TASK STATEMENT ▸
From the entries below, pull out each line where "location" appears.

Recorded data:
§ §
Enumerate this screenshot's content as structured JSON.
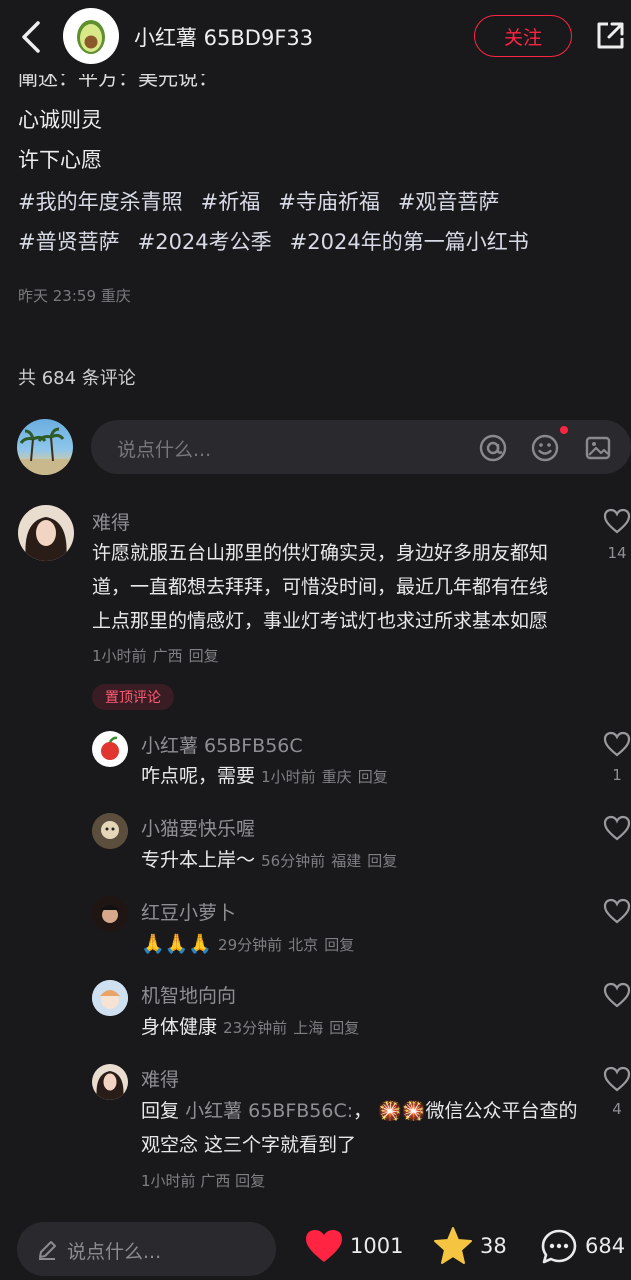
{
  "header": {
    "author": "小红薯 65BD9F33",
    "follow_label": "关注"
  },
  "post": {
    "cut_line": "阐述：平方：美元说：",
    "lines": [
      "心诚则灵",
      "许下心愿"
    ],
    "hashtags": [
      "#我的年度杀青照",
      "#祈福",
      "#寺庙祈福",
      "#观音菩萨",
      "#普贤菩萨",
      "#2024考公季",
      "#2024年的第一篇小红书"
    ],
    "meta": "昨天 23:59 重庆"
  },
  "comments_header": "共 684 条评论",
  "comment_input": {
    "placeholder": "说点什么..."
  },
  "comments": [
    {
      "name": "难得",
      "text": "许愿就服五台山那里的供灯确实灵，身边好多朋友都知道，一直都想去拜拜，可惜没时间，最近几年都有在线上点那里的情感灯，事业灯考试灯也求过所求基本如愿",
      "time": "1小时前",
      "location": "广西",
      "reply": "回复",
      "likes": "14",
      "badge": "置顶评论"
    },
    {
      "name": "小红薯 65BFB56C",
      "text": "咋点呢，需要",
      "time": "1小时前",
      "location": "重庆",
      "reply": "回复",
      "likes": "1"
    },
    {
      "name": "小猫要快乐喔",
      "text": "专升本上岸～",
      "time": "56分钟前",
      "location": "福建",
      "reply": "回复",
      "likes": ""
    },
    {
      "name": "红豆小萝卜",
      "text": "🙏🙏🙏",
      "time": "29分钟前",
      "location": "北京",
      "reply": "回复",
      "likes": ""
    },
    {
      "name": "机智地向向",
      "text": "身体健康",
      "time": "23分钟前",
      "location": "上海",
      "reply": "回复",
      "likes": ""
    },
    {
      "name": "难得",
      "reply_prefix": "回复",
      "reply_to": "小红薯 65BFB56C:",
      "text_a": "，",
      "emoji": "🎇🎇",
      "text_b": "微信公众平台查的 观空念 这三个字就看到了",
      "time": "1小时前",
      "location": "广西",
      "reply": "回复",
      "likes": "4"
    }
  ],
  "bottom": {
    "placeholder": "说点什么...",
    "likes": "1001",
    "stars": "38",
    "comments": "684"
  },
  "colors": {
    "accent": "#ff2442",
    "background": "#19191c",
    "star": "#f5c542"
  }
}
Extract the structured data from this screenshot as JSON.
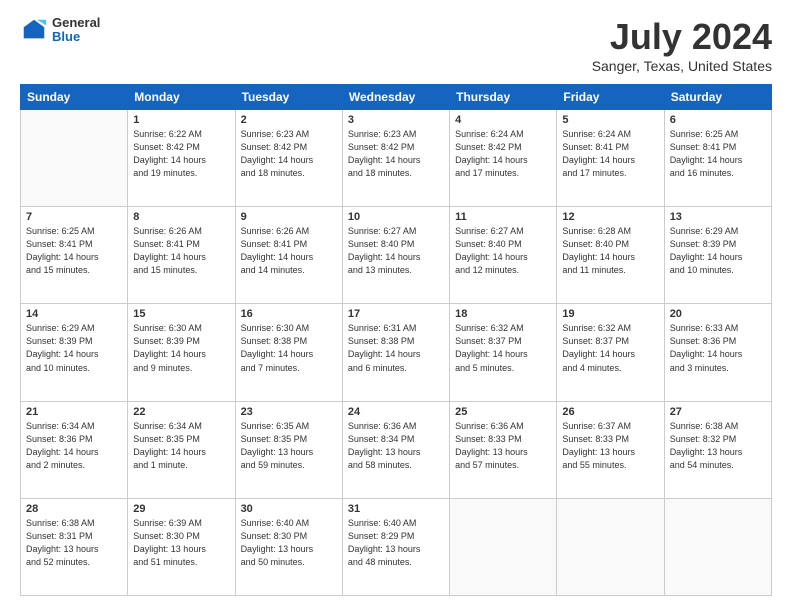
{
  "header": {
    "logo": {
      "general": "General",
      "blue": "Blue"
    },
    "title": "July 2024",
    "subtitle": "Sanger, Texas, United States"
  },
  "days_of_week": [
    "Sunday",
    "Monday",
    "Tuesday",
    "Wednesday",
    "Thursday",
    "Friday",
    "Saturday"
  ],
  "weeks": [
    [
      {
        "day": "",
        "info": ""
      },
      {
        "day": "1",
        "info": "Sunrise: 6:22 AM\nSunset: 8:42 PM\nDaylight: 14 hours\nand 19 minutes."
      },
      {
        "day": "2",
        "info": "Sunrise: 6:23 AM\nSunset: 8:42 PM\nDaylight: 14 hours\nand 18 minutes."
      },
      {
        "day": "3",
        "info": "Sunrise: 6:23 AM\nSunset: 8:42 PM\nDaylight: 14 hours\nand 18 minutes."
      },
      {
        "day": "4",
        "info": "Sunrise: 6:24 AM\nSunset: 8:42 PM\nDaylight: 14 hours\nand 17 minutes."
      },
      {
        "day": "5",
        "info": "Sunrise: 6:24 AM\nSunset: 8:41 PM\nDaylight: 14 hours\nand 17 minutes."
      },
      {
        "day": "6",
        "info": "Sunrise: 6:25 AM\nSunset: 8:41 PM\nDaylight: 14 hours\nand 16 minutes."
      }
    ],
    [
      {
        "day": "7",
        "info": "Sunrise: 6:25 AM\nSunset: 8:41 PM\nDaylight: 14 hours\nand 15 minutes."
      },
      {
        "day": "8",
        "info": "Sunrise: 6:26 AM\nSunset: 8:41 PM\nDaylight: 14 hours\nand 15 minutes."
      },
      {
        "day": "9",
        "info": "Sunrise: 6:26 AM\nSunset: 8:41 PM\nDaylight: 14 hours\nand 14 minutes."
      },
      {
        "day": "10",
        "info": "Sunrise: 6:27 AM\nSunset: 8:40 PM\nDaylight: 14 hours\nand 13 minutes."
      },
      {
        "day": "11",
        "info": "Sunrise: 6:27 AM\nSunset: 8:40 PM\nDaylight: 14 hours\nand 12 minutes."
      },
      {
        "day": "12",
        "info": "Sunrise: 6:28 AM\nSunset: 8:40 PM\nDaylight: 14 hours\nand 11 minutes."
      },
      {
        "day": "13",
        "info": "Sunrise: 6:29 AM\nSunset: 8:39 PM\nDaylight: 14 hours\nand 10 minutes."
      }
    ],
    [
      {
        "day": "14",
        "info": "Sunrise: 6:29 AM\nSunset: 8:39 PM\nDaylight: 14 hours\nand 10 minutes."
      },
      {
        "day": "15",
        "info": "Sunrise: 6:30 AM\nSunset: 8:39 PM\nDaylight: 14 hours\nand 9 minutes."
      },
      {
        "day": "16",
        "info": "Sunrise: 6:30 AM\nSunset: 8:38 PM\nDaylight: 14 hours\nand 7 minutes."
      },
      {
        "day": "17",
        "info": "Sunrise: 6:31 AM\nSunset: 8:38 PM\nDaylight: 14 hours\nand 6 minutes."
      },
      {
        "day": "18",
        "info": "Sunrise: 6:32 AM\nSunset: 8:37 PM\nDaylight: 14 hours\nand 5 minutes."
      },
      {
        "day": "19",
        "info": "Sunrise: 6:32 AM\nSunset: 8:37 PM\nDaylight: 14 hours\nand 4 minutes."
      },
      {
        "day": "20",
        "info": "Sunrise: 6:33 AM\nSunset: 8:36 PM\nDaylight: 14 hours\nand 3 minutes."
      }
    ],
    [
      {
        "day": "21",
        "info": "Sunrise: 6:34 AM\nSunset: 8:36 PM\nDaylight: 14 hours\nand 2 minutes."
      },
      {
        "day": "22",
        "info": "Sunrise: 6:34 AM\nSunset: 8:35 PM\nDaylight: 14 hours\nand 1 minute."
      },
      {
        "day": "23",
        "info": "Sunrise: 6:35 AM\nSunset: 8:35 PM\nDaylight: 13 hours\nand 59 minutes."
      },
      {
        "day": "24",
        "info": "Sunrise: 6:36 AM\nSunset: 8:34 PM\nDaylight: 13 hours\nand 58 minutes."
      },
      {
        "day": "25",
        "info": "Sunrise: 6:36 AM\nSunset: 8:33 PM\nDaylight: 13 hours\nand 57 minutes."
      },
      {
        "day": "26",
        "info": "Sunrise: 6:37 AM\nSunset: 8:33 PM\nDaylight: 13 hours\nand 55 minutes."
      },
      {
        "day": "27",
        "info": "Sunrise: 6:38 AM\nSunset: 8:32 PM\nDaylight: 13 hours\nand 54 minutes."
      }
    ],
    [
      {
        "day": "28",
        "info": "Sunrise: 6:38 AM\nSunset: 8:31 PM\nDaylight: 13 hours\nand 52 minutes."
      },
      {
        "day": "29",
        "info": "Sunrise: 6:39 AM\nSunset: 8:30 PM\nDaylight: 13 hours\nand 51 minutes."
      },
      {
        "day": "30",
        "info": "Sunrise: 6:40 AM\nSunset: 8:30 PM\nDaylight: 13 hours\nand 50 minutes."
      },
      {
        "day": "31",
        "info": "Sunrise: 6:40 AM\nSunset: 8:29 PM\nDaylight: 13 hours\nand 48 minutes."
      },
      {
        "day": "",
        "info": ""
      },
      {
        "day": "",
        "info": ""
      },
      {
        "day": "",
        "info": ""
      }
    ]
  ]
}
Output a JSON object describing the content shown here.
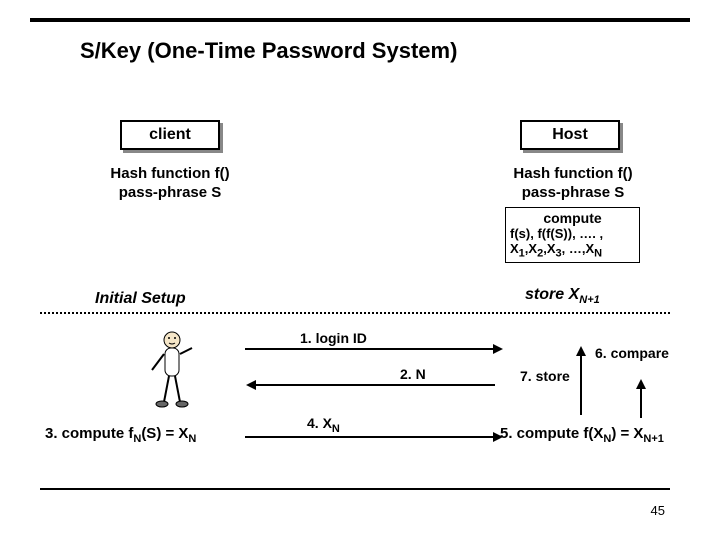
{
  "title": "S/Key (One-Time Password System)",
  "client_box": "client",
  "host_box": "Host",
  "client_hash_l1": "Hash function f()",
  "client_hash_l2": "pass-phrase S",
  "host_hash_l1": "Hash function f()",
  "host_hash_l2": "pass-phrase S",
  "compute_l1": "compute",
  "compute_l2": "f(s), f(f(S)), …. ,",
  "compute_l3_html": "X<sub>1</sub>,X<sub>2</sub>,X<sub>3</sub>, …,X<sub>N</sub>",
  "initial_setup": "Initial Setup",
  "store_html": "store X<sub>N+1</sub>",
  "step1": "1. login ID",
  "step2": "2.  N",
  "step4_html": "4. X<sub>N</sub>",
  "step6": "6. compare",
  "step7": "7. store",
  "step3_html": "3. compute f<sub>N</sub>(S) = X<sub>N</sub>",
  "step5_html": "5. compute f(X<sub>N</sub>) = X<sub>N+1</sub>",
  "page": "45"
}
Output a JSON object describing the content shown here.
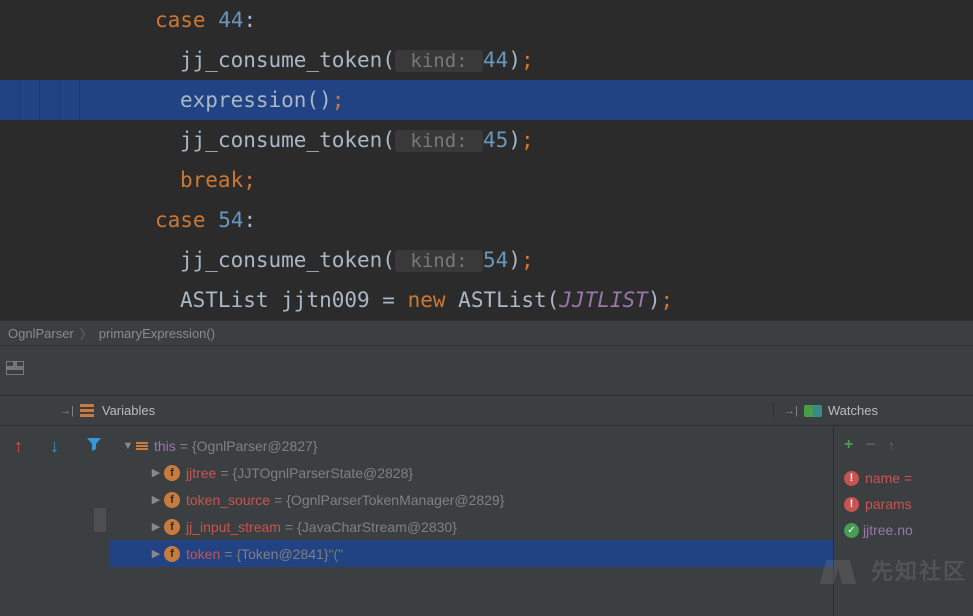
{
  "code": {
    "lines": [
      {
        "indent": 155,
        "tokens": [
          {
            "t": "kw",
            "v": "case "
          },
          {
            "t": "num",
            "v": "44"
          },
          {
            "t": "ident",
            "v": ":"
          }
        ]
      },
      {
        "indent": 180,
        "tokens": [
          {
            "t": "ident",
            "v": "jj_consume_token("
          },
          {
            "t": "hint",
            "v": " kind: "
          },
          {
            "t": "num",
            "v": "44"
          },
          {
            "t": "ident",
            "v": ")"
          },
          {
            "t": "semi",
            "v": ";"
          }
        ]
      },
      {
        "indent": 180,
        "highlight": true,
        "tokens": [
          {
            "t": "ident",
            "v": "expression()"
          },
          {
            "t": "semi",
            "v": ";"
          }
        ]
      },
      {
        "indent": 180,
        "tokens": [
          {
            "t": "ident",
            "v": "jj_consume_token("
          },
          {
            "t": "hint",
            "v": " kind: "
          },
          {
            "t": "num",
            "v": "45"
          },
          {
            "t": "ident",
            "v": ")"
          },
          {
            "t": "semi",
            "v": ";"
          }
        ]
      },
      {
        "indent": 180,
        "tokens": [
          {
            "t": "kw",
            "v": "break"
          },
          {
            "t": "semi",
            "v": ";"
          }
        ]
      },
      {
        "indent": 155,
        "tokens": [
          {
            "t": "kw",
            "v": "case "
          },
          {
            "t": "num",
            "v": "54"
          },
          {
            "t": "ident",
            "v": ":"
          }
        ]
      },
      {
        "indent": 180,
        "tokens": [
          {
            "t": "ident",
            "v": "jj_consume_token("
          },
          {
            "t": "hint",
            "v": " kind: "
          },
          {
            "t": "num",
            "v": "54"
          },
          {
            "t": "ident",
            "v": ")"
          },
          {
            "t": "semi",
            "v": ";"
          }
        ]
      },
      {
        "indent": 180,
        "tokens": [
          {
            "t": "classname",
            "v": "ASTList "
          },
          {
            "t": "ident",
            "v": "jjtn009 = "
          },
          {
            "t": "new-kw",
            "v": "new "
          },
          {
            "t": "ident",
            "v": "ASTList("
          },
          {
            "t": "italic-const",
            "v": "JJTLIST"
          },
          {
            "t": "ident",
            "v": ")"
          },
          {
            "t": "semi",
            "v": ";"
          }
        ]
      }
    ]
  },
  "breadcrumb": {
    "items": [
      "OgnlParser",
      "primaryExpression()"
    ]
  },
  "panels": {
    "variables_label": "Variables",
    "watches_label": "Watches"
  },
  "variables": {
    "root": {
      "name": "this",
      "value": "{OgnlParser@2827}"
    },
    "children": [
      {
        "name": "jjtree",
        "value": "{JJTOgnlParserState@2828}"
      },
      {
        "name": "token_source",
        "value": "{OgnlParserTokenManager@2829}"
      },
      {
        "name": "jj_input_stream",
        "value": "{JavaCharStream@2830}"
      },
      {
        "name": "token",
        "value": "{Token@2841}",
        "string": "\"(\"",
        "selected": true
      }
    ]
  },
  "watches": {
    "items": [
      {
        "err": true,
        "name": "name",
        "trail": "="
      },
      {
        "err": true,
        "name": "params",
        "trail": ""
      },
      {
        "err": false,
        "name": "jjtree.no",
        "trail": ""
      }
    ]
  },
  "watermark": "先知社区"
}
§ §
RESULT ▸
      "location": "广西",
      "location": "重庆",
      "location": "福建",
      "location": "北京",
      "location": "上海",
      "location": "广西",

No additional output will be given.